▶ **TASK ITEM**
Look over the entries and say how many lines include the word "image". Only the number, please.

──────────

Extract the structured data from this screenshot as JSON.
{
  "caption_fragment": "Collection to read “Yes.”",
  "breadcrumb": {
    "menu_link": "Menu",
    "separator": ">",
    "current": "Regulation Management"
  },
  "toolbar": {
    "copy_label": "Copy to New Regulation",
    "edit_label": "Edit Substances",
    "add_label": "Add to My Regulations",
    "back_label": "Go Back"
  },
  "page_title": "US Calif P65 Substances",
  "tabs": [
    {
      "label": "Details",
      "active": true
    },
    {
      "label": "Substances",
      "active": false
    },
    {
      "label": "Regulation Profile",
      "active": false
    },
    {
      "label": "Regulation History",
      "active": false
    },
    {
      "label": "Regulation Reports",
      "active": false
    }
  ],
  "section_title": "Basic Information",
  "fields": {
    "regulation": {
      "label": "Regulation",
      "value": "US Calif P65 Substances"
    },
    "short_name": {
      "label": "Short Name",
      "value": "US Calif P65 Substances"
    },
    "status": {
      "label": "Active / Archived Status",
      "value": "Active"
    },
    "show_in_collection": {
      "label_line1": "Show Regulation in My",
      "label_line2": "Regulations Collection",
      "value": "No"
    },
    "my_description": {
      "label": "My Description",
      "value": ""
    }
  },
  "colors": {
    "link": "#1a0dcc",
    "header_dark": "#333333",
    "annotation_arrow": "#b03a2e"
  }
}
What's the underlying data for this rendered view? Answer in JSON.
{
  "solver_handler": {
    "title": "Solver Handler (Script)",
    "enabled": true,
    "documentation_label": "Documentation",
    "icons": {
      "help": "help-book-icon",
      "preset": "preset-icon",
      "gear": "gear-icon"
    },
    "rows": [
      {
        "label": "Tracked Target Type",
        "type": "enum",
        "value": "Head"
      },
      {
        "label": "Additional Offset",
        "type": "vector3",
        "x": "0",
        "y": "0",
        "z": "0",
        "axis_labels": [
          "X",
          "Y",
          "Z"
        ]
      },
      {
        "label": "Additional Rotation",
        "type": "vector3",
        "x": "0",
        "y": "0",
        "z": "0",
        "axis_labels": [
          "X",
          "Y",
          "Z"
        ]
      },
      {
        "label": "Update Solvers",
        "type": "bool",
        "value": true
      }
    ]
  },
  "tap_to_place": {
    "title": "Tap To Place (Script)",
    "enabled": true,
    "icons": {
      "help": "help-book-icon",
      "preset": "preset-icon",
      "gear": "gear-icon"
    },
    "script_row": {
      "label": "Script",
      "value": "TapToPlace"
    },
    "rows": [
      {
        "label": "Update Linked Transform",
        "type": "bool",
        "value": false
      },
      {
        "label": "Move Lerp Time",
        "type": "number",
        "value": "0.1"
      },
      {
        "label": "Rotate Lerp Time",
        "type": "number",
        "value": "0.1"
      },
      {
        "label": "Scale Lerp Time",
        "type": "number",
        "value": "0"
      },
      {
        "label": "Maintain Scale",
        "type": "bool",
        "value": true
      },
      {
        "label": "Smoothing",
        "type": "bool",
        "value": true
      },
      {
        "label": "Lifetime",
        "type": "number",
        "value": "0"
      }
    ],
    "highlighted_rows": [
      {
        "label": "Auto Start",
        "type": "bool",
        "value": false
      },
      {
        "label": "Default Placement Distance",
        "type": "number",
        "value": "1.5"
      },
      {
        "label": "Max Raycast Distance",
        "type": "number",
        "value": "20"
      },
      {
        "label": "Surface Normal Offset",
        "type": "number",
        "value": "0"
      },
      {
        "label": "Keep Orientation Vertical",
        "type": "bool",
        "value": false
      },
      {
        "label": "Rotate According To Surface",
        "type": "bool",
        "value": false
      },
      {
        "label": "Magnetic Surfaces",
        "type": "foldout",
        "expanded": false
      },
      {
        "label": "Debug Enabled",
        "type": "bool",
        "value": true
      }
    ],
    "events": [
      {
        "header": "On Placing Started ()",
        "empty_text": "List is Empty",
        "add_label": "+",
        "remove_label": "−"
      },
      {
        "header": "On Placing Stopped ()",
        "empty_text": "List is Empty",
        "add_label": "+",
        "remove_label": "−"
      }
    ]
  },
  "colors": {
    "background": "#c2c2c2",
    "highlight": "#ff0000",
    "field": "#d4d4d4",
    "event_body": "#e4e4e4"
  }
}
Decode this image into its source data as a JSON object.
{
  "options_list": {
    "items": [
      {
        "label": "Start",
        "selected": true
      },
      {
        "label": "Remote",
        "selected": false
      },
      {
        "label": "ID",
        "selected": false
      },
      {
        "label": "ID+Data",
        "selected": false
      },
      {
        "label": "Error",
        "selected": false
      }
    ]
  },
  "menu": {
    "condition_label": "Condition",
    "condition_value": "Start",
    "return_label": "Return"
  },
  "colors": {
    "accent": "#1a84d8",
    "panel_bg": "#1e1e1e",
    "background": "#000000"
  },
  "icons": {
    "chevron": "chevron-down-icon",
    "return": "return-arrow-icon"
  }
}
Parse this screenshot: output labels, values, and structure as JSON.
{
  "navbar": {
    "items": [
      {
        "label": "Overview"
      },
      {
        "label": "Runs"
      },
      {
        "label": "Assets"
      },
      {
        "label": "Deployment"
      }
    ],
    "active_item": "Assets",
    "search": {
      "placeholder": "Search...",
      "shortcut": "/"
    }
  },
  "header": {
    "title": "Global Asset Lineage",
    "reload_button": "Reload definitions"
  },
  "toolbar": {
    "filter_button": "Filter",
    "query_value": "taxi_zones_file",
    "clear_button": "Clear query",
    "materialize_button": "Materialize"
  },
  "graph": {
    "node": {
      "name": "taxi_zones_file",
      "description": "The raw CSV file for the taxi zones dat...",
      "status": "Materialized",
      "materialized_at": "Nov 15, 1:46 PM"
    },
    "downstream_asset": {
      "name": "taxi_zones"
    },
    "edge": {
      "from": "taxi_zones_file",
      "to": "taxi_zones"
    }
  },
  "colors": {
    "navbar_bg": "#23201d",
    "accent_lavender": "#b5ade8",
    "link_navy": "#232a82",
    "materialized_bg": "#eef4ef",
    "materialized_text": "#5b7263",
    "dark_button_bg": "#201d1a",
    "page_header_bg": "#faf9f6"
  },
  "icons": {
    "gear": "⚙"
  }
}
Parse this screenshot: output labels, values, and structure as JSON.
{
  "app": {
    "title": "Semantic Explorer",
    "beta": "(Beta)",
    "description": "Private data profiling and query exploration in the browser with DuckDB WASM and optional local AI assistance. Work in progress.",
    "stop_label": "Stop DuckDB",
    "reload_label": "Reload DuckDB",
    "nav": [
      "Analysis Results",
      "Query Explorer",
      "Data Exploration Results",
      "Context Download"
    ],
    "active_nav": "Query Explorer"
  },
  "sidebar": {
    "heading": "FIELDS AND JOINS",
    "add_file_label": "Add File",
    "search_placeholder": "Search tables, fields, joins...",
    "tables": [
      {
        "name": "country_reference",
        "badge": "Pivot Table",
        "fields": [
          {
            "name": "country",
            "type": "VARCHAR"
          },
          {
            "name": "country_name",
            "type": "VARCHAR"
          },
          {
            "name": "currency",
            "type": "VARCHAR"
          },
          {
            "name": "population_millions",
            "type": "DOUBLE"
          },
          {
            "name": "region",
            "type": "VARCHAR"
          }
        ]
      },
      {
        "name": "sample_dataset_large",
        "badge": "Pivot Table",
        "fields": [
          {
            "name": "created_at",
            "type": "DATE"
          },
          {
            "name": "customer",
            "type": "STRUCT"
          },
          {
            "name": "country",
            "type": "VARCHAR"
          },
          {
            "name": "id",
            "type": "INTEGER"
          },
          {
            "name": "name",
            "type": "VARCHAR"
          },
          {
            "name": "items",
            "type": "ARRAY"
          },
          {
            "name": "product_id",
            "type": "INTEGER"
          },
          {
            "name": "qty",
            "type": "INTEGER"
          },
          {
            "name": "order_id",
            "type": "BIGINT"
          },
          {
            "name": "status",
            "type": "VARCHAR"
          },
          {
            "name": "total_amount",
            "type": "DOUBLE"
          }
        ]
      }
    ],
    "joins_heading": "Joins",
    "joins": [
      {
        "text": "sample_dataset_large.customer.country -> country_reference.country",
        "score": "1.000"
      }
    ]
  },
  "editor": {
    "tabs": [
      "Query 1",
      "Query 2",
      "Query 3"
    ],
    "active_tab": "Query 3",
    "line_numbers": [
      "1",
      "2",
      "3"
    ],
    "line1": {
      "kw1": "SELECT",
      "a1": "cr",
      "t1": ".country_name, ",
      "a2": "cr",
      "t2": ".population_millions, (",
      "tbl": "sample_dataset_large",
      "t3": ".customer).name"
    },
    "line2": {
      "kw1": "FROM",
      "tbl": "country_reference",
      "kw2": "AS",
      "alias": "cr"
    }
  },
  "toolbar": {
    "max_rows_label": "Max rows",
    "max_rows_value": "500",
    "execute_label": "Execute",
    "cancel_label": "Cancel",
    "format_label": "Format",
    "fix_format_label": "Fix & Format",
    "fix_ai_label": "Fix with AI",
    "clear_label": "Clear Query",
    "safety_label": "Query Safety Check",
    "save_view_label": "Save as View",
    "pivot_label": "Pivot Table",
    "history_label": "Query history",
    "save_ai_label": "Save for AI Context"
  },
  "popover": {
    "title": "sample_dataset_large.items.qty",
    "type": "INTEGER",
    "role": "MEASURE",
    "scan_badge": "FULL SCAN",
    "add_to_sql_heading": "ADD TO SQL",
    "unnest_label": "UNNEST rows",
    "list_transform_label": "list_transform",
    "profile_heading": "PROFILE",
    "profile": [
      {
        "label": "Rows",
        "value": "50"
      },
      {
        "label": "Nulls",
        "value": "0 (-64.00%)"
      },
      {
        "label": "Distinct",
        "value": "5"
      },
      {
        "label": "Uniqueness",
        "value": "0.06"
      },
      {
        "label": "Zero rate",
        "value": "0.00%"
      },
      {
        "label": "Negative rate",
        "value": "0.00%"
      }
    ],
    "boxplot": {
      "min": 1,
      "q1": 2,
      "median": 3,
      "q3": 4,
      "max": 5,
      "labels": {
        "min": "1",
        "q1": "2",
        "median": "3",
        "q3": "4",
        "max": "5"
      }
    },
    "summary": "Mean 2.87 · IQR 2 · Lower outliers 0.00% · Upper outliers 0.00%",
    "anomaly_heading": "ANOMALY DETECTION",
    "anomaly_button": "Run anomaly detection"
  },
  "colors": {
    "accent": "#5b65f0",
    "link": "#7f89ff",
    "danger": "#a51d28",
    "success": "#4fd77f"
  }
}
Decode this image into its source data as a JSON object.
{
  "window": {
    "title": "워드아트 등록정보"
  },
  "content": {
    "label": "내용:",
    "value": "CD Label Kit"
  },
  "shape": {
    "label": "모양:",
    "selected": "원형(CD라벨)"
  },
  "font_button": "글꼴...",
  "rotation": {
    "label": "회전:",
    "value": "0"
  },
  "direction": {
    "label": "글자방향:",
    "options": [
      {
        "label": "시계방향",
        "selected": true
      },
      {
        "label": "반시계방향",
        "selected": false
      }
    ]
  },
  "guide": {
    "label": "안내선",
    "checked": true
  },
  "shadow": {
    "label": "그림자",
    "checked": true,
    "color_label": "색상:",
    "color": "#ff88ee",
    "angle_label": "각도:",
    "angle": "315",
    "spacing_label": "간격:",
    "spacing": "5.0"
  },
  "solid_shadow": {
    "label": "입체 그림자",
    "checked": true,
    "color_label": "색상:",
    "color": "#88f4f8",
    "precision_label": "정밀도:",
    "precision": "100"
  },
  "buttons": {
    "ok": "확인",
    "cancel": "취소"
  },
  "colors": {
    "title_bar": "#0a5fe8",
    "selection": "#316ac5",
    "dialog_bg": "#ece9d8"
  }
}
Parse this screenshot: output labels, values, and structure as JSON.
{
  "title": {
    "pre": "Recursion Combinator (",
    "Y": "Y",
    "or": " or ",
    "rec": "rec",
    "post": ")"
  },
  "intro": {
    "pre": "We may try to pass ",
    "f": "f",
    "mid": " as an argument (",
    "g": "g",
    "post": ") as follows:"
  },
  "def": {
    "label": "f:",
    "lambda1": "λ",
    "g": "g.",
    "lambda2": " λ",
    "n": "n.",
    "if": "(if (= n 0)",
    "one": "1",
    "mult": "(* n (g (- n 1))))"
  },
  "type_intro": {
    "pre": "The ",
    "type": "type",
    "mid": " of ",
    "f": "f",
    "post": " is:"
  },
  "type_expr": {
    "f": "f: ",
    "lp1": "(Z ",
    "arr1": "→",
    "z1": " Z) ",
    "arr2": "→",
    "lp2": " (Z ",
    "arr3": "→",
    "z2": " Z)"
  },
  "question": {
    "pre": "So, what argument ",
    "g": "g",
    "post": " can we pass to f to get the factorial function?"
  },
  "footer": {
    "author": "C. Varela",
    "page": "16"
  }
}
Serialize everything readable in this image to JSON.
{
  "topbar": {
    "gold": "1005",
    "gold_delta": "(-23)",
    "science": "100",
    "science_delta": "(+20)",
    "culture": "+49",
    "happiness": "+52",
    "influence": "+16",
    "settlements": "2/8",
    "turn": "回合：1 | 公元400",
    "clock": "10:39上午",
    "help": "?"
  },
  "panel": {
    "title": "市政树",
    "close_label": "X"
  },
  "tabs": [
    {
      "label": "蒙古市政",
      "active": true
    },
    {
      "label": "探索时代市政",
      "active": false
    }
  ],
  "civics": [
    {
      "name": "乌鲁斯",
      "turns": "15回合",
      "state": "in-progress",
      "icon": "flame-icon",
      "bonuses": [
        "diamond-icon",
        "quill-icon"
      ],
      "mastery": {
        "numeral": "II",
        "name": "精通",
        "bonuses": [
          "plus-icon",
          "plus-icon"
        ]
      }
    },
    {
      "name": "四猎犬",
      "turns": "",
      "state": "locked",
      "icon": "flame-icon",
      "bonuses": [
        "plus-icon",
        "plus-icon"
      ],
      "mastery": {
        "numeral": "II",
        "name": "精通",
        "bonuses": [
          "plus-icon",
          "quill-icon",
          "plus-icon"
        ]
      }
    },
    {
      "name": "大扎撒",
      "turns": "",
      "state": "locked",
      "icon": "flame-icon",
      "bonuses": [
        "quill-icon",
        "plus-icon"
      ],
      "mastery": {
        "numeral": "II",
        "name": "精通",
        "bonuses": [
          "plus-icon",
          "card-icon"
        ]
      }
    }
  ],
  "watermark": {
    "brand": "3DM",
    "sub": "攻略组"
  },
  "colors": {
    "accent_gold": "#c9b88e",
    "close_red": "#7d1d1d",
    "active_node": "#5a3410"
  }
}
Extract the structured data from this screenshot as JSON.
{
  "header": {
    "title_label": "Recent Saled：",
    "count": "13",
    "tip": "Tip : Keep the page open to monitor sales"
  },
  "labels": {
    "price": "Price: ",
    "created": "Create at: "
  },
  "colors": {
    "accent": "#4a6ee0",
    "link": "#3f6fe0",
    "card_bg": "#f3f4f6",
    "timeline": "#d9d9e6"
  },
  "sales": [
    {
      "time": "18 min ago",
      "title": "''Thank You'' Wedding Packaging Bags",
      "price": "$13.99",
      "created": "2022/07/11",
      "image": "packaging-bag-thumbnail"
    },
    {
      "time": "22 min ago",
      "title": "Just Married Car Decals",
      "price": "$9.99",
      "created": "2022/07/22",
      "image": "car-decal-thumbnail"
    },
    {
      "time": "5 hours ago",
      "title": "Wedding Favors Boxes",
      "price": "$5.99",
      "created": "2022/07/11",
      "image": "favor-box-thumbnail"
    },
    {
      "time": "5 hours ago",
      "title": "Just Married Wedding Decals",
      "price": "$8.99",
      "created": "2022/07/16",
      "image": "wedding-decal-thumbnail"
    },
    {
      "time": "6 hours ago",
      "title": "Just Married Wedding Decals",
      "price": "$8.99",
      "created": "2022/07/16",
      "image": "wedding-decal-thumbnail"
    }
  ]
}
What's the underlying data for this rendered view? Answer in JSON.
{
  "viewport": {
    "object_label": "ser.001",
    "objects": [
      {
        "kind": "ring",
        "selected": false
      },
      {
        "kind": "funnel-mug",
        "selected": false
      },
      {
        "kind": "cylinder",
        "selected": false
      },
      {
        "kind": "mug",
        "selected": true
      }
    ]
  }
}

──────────

▶ **SOLUTION**
8